* _PROBLEM DETAILS_:
Repeat the entries that follow, exactly as they are written.

*** RECORDS SHOWN ***

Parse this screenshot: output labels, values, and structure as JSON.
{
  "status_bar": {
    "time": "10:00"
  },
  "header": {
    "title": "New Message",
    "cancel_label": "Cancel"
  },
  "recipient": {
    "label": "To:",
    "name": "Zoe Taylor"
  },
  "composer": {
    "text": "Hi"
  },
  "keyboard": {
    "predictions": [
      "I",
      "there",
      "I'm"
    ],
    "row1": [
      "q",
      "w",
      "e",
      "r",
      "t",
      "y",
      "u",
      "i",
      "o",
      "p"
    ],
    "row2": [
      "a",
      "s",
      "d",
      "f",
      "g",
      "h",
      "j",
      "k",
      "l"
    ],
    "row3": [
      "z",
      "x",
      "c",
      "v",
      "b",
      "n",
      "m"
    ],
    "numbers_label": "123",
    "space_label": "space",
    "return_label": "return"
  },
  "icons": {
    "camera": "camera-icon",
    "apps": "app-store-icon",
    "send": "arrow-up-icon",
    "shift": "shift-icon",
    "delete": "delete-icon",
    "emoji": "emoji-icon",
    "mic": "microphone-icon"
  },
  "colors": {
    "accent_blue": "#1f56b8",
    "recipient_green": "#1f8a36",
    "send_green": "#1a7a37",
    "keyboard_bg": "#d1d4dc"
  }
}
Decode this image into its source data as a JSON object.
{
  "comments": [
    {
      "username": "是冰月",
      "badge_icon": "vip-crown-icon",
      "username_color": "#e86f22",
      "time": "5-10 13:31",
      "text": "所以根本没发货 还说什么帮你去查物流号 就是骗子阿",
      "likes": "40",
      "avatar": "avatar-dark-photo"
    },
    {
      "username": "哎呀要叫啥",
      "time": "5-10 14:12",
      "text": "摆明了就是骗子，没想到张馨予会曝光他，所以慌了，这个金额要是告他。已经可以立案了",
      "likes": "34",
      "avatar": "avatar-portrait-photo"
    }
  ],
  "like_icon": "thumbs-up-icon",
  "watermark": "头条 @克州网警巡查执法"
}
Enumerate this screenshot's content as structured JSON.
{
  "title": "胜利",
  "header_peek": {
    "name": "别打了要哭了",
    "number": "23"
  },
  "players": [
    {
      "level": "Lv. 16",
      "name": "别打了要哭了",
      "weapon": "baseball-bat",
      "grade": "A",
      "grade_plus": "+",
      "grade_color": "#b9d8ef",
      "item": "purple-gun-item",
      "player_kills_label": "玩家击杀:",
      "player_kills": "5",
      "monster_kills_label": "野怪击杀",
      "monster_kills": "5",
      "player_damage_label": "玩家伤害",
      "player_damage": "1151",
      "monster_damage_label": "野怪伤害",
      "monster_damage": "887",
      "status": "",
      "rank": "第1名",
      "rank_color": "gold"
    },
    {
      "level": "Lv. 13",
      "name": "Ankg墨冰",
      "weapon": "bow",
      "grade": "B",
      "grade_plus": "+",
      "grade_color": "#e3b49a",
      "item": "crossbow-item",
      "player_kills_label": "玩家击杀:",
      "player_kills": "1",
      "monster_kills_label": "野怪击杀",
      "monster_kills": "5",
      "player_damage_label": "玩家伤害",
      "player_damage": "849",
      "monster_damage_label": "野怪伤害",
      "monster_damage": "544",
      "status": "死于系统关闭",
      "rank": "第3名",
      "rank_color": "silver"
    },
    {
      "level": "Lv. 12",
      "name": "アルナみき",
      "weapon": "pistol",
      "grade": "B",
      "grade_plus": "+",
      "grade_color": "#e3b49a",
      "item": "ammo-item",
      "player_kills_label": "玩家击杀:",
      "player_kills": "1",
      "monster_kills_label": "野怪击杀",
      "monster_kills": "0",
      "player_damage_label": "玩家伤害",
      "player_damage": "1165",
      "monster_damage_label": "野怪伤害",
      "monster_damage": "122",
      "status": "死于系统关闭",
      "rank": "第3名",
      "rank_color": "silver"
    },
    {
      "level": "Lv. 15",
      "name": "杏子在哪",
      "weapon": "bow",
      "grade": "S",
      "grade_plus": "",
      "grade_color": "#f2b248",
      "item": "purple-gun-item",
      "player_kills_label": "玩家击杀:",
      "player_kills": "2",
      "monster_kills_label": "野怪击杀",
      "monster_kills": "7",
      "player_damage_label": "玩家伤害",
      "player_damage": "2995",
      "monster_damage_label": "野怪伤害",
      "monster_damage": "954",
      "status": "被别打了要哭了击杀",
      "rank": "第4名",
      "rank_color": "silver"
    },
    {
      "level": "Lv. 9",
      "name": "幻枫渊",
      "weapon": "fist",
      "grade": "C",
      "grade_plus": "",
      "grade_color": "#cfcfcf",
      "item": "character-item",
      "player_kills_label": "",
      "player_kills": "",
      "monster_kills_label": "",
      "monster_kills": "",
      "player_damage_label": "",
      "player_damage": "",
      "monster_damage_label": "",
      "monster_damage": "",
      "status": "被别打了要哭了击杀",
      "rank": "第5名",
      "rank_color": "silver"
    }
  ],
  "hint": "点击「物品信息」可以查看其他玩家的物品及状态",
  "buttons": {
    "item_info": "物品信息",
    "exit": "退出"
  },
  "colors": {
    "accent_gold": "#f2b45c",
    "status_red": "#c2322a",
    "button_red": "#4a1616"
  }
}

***

* _EXERCISE OUTPUT_:
Parse this screenshot: output labels, values, and structure as JSON.
{
  "status_bar": {
    "time": "10:00"
  },
  "header": {
    "title": "New Message",
    "cancel_label": "Cancel"
  },
  "recipient": {
    "label": "To:",
    "name": "Zoe Taylor"
  },
  "composer": {
    "text": "Hi"
  },
  "keyboard": {
    "predictions": [
      "I",
      "there",
      "I'm"
    ],
    "row1": [
      "q",
      "w",
      "e",
      "r",
      "t",
      "y",
      "u",
      "i",
      "o",
      "p"
    ],
    "row2": [
      "a",
      "s",
      "d",
      "f",
      "g",
      "h",
      "j",
      "k",
      "l"
    ],
    "row3": [
      "z",
      "x",
      "c",
      "v",
      "b",
      "n",
      "m"
    ],
    "numbers_label": "123",
    "space_label": "space",
    "return_label": "return"
  },
  "icons": {
    "camera": "camera-icon",
    "apps": "app-store-icon",
    "send": "arrow-up-icon",
    "shift": "shift-icon",
    "delete": "delete-icon",
    "emoji": "emoji-icon",
    "mic": "microphone-icon"
  },
  "colors": {
    "accent_blue": "#1f56b8",
    "recipient_green": "#1f8a36",
    "send_green": "#1a7a37",
    "keyboard_bg": "#d1d4dc"
  }
}
Decode this image into its source data as a JSON object.
{
  "comments": [
    {
      "username": "是冰月",
      "badge_icon": "vip-crown-icon",
      "username_color": "#e86f22",
      "time": "5-10 13:31",
      "text": "所以根本没发货 还说什么帮你去查物流号 就是骗子阿",
      "likes": "40",
      "avatar": "avatar-dark-photo"
    },
    {
      "username": "哎呀要叫啥",
      "time": "5-10 14:12",
      "text": "摆明了就是骗子，没想到张馨予会曝光他，所以慌了，这个金额要是告他。已经可以立案了",
      "likes": "34",
      "avatar": "avatar-portrait-photo"
    }
  ],
  "like_icon": "thumbs-up-icon",
  "watermark": "头条 @克州网警巡查执法"
}
Enumerate this screenshot's content as structured JSON.
{
  "title": "胜利",
  "header_peek": {
    "name": "别打了要哭了",
    "number": "23"
  },
  "players": [
    {
      "level": "Lv. 16",
      "name": "别打了要哭了",
      "weapon": "baseball-bat",
      "grade": "A",
      "grade_plus": "+",
      "grade_color": "#b9d8ef",
      "item": "purple-gun-item",
      "player_kills_label": "玩家击杀:",
      "player_kills": "5",
      "monster_kills_label": "野怪击杀",
      "monster_kills": "5",
      "player_damage_label": "玩家伤害",
      "player_damage": "1151",
      "monster_damage_label": "野怪伤害",
      "monster_damage": "887",
      "status": "",
      "rank": "第1名",
      "rank_color": "gold"
    },
    {
      "level": "Lv. 13",
      "name": "Ankg墨冰",
      "weapon": "bow",
      "grade": "B",
      "grade_plus": "+",
      "grade_color": "#e3b49a",
      "item": "crossbow-item",
      "player_kills_label": "玩家击杀:",
      "player_kills": "1",
      "monster_kills_label": "野怪击杀",
      "monster_kills": "5",
      "player_damage_label": "玩家伤害",
      "player_damage": "849",
      "monster_damage_label": "野怪伤害",
      "monster_damage": "544",
      "status": "死于系统关闭",
      "rank": "第3名",
      "rank_color": "silver"
    },
    {
      "level": "Lv. 12",
      "name": "アルナみき",
      "weapon": "pistol",
      "grade": "B",
      "grade_plus": "+",
      "grade_color": "#e3b49a",
      "item": "ammo-item",
      "player_kills_label": "玩家击杀:",
      "player_kills": "1",
      "monster_kills_label": "野怪击杀",
      "monster_kills": "0",
      "player_damage_label": "玩家伤害",
      "player_damage": "1165",
      "monster_damage_label": "野怪伤害",
      "monster_damage": "122",
      "status": "死于系统关闭",
      "rank": "第3名",
      "rank_color": "silver"
    },
    {
      "level": "Lv. 15",
      "name": "杏子在哪",
      "weapon": "bow",
      "grade": "S",
      "grade_plus": "",
      "grade_color": "#f2b248",
      "item": "purple-gun-item",
      "player_kills_label": "玩家击杀:",
      "player_kills": "2",
      "monster_kills_label": "野怪击杀",
      "monster_kills": "7",
      "player_damage_label": "玩家伤害",
      "player_damage": "2995",
      "monster_damage_label": "野怪伤害",
      "monster_damage": "954",
      "status": "被别打了要哭了击杀",
      "rank": "第4名",
      "rank_color": "silver"
    },
    {
      "level": "Lv. 9",
      "name": "幻枫渊",
      "weapon": "fist",
      "grade": "C",
      "grade_plus": "",
      "grade_color": "#cfcfcf",
      "item": "character-item",
      "player_kills_label": "",
      "player_kills": "",
      "monster_kills_label": "",
      "monster_kills": "",
      "player_damage_label": "",
      "player_damage": "",
      "monster_damage_label": "",
      "monster_damage": "",
      "status": "被别打了要哭了击杀",
      "rank": "第5名",
      "rank_color": "silver"
    }
  ],
  "hint": "点击「物品信息」可以查看其他玩家的物品及状态",
  "buttons": {
    "item_info": "物品信息",
    "exit": "退出"
  },
  "colors": {
    "accent_gold": "#f2b45c",
    "status_red": "#c2322a",
    "button_red": "#4a1616"
  }
}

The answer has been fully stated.